BAE Systems was the first Australian defence company to develop a Reconciliation Action Plan and has a Strategic Relationship Agreement with the iDiC which provides genuine opportunities for Indigenous suppliers to become part of BAE Systems’ supply chain.

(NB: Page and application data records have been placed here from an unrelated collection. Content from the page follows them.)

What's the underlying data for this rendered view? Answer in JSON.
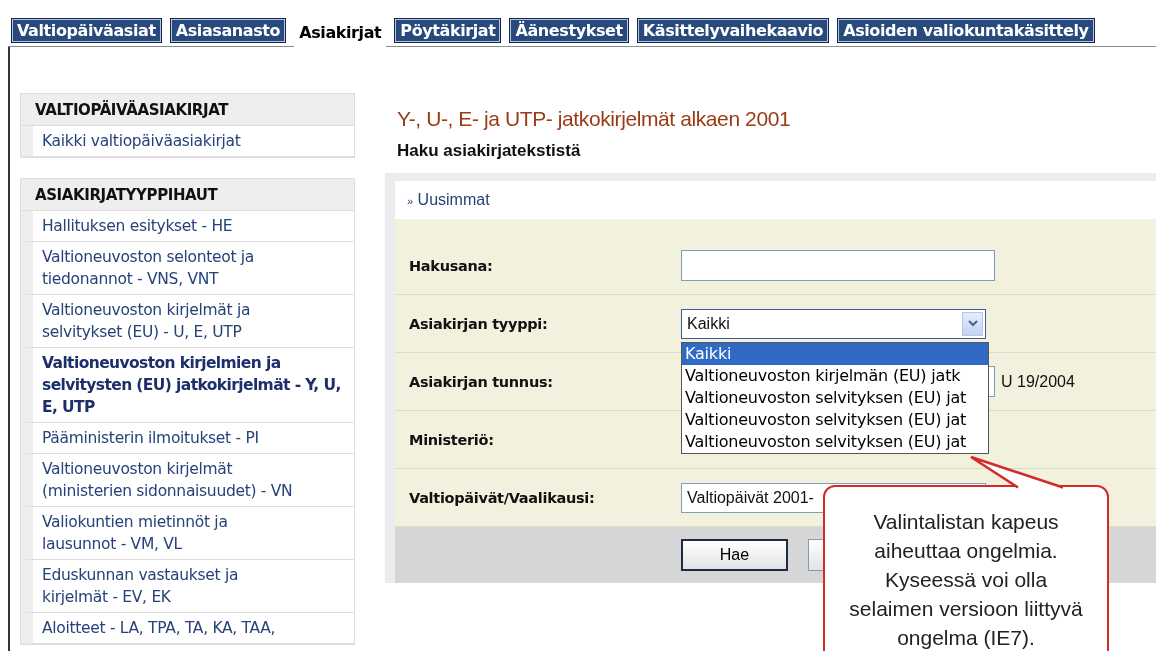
{
  "tabs": [
    {
      "label": "Valtiopäiväasiat",
      "selected": false
    },
    {
      "label": "Asiasanasto",
      "selected": false
    },
    {
      "label": "Asiakirjat",
      "selected": true
    },
    {
      "label": "Pöytäkirjat",
      "selected": false
    },
    {
      "label": "Äänestykset",
      "selected": false
    },
    {
      "label": "Käsittelyvaihekaavio",
      "selected": false
    },
    {
      "label": "Asioiden valiokuntakäsittely",
      "selected": false
    }
  ],
  "sidebar": {
    "sections": [
      {
        "title": "VALTIOPÄIVÄASIAKIRJAT",
        "items": [
          {
            "label": "Kaikki valtiopäiväasiakirjat",
            "selected": false
          }
        ]
      },
      {
        "title": "ASIAKIRJATYYPPIHAUT",
        "items": [
          {
            "label": "Hallituksen esitykset - HE",
            "selected": false
          },
          {
            "label": "Valtioneuvoston selonteot ja tiedonannot - VNS, VNT",
            "selected": false
          },
          {
            "label": "Valtioneuvoston kirjelmät ja selvitykset (EU) - U, E, UTP",
            "selected": false
          },
          {
            "label": "Valtioneuvoston kirjelmien ja selvitysten (EU) jatkokirjelmät - Y, U, E, UTP",
            "selected": true
          },
          {
            "label": "Pääministerin ilmoitukset - PI",
            "selected": false
          },
          {
            "label": "Valtioneuvoston kirjelmät (ministerien sidonnaisuudet) - VN",
            "selected": false
          },
          {
            "label": "Valiokuntien mietinnöt ja lausunnot - VM, VL",
            "selected": false
          },
          {
            "label": "Eduskunnan vastaukset ja kirjelmät - EV, EK",
            "selected": false
          },
          {
            "label": "Aloitteet - LA, TPA, TA, KA, TAA,",
            "selected": false
          }
        ]
      }
    ]
  },
  "main": {
    "title": "Y-, U-, E- ja UTP- jatkokirjelmät alkaen 2001",
    "subtitle": "Haku asiakirjatekstistä",
    "link": {
      "marker": "»",
      "label": "Uusimmat"
    },
    "form": [
      {
        "kind": "text",
        "label": "Hakusana:"
      },
      {
        "kind": "select",
        "label": "Asiakirjan tyyppi:",
        "value": "Kaikki",
        "expanded": true,
        "options": [
          {
            "label": "Kaikki",
            "selected": true
          },
          {
            "label": "Valtioneuvoston kirjelmän (EU) jatk",
            "selected": false
          },
          {
            "label": "Valtioneuvoston selvityksen (EU) jat",
            "selected": false
          },
          {
            "label": "Valtioneuvoston selvityksen (EU) jat",
            "selected": false
          },
          {
            "label": "Valtioneuvoston selvityksen (EU) jat",
            "selected": false
          }
        ]
      },
      {
        "kind": "text",
        "label": "Asiakirjan tunnus:",
        "hint": "U 19/2004"
      },
      {
        "kind": "blank",
        "label": "Ministeriö:"
      },
      {
        "kind": "select",
        "label": "Valtiopäivät/Vaalikausi:",
        "value": "Valtiopäivät 2001-",
        "expanded": false
      }
    ],
    "buttons": [
      "Hae"
    ]
  },
  "callout": {
    "text": "Valintalistan kapeus aiheuttaa ongelmia. Kyseessä voi olla selaimen versioon liittyvä ongelma (IE7)."
  }
}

BAE Systems spend with Indigenous suppliers this year is expected to reach around $7 million by the end of December.
ASC Shipbuilding Managing Director, Craig Lockhart, said: “Diversity in our supply chain is a critical part of developing Australian Industry Capability (AIC).
“Through Hunter, and the building of nine submarine hunting warships, ASC Shipbuilding is committed to creating and developing up to 20 new Indigenous businesses and increasing Indigenous employment opportunities over the life of the program.
“As we approach prototyping next month, we will place more contracts with Australian businesses, underpinning our commitment to maximise AIC and underpin a continuous naval shipbuilding capability for Australia well beyond the Hunter Class frigates.”
TQCSI-Yaran Principal, Craig Bates, said: “IDiC and TQCSI-Yaran have worked together for three years providing auditing and certification of ISO management systems to companies and organisations wishing to grow their supply chain with Indigenous-owned companies.
“TQCSI-Yaran’s senior leaders have decades of naval experience and the company is looking forward to building on this contract and potentially building our participation in this world class program.”
iDiC Chief Executive Officer, Adam Goodes, said: “We are delighted to be a strategic partner of ASC Shipbuilding on the Hunter Class frigate program. “We’ve been working on the program since inception and I am delighted that the iDiC has been able to facilitate this partnership with TQCSI-Yaran.”
TQCSI-Yaran is a majority Aboriginal-owned and operated joint venture between TQCSI and Yaran Business Services providing auditing and certification of ISO management systems.
TQCSI-Yaran uses auditors who are Indigenous or have completed cultural awareness training and has offices in Adelaide, Brisbane, Sydney, Melbourne, Geelong and Perth.
Indigenous Defence & Infrastructure Consortium is a single-point deployment project and account manager, providing a diverse range of services via its consortium partners (all of whom are Indigenous-owned businesses). iDiC provides a channel for clients to engage with the Australian Indigenous business sector, enhancing the overall competitiveness of their supply chain, whilst fulfilling their Indigenous engagement and policy requirements.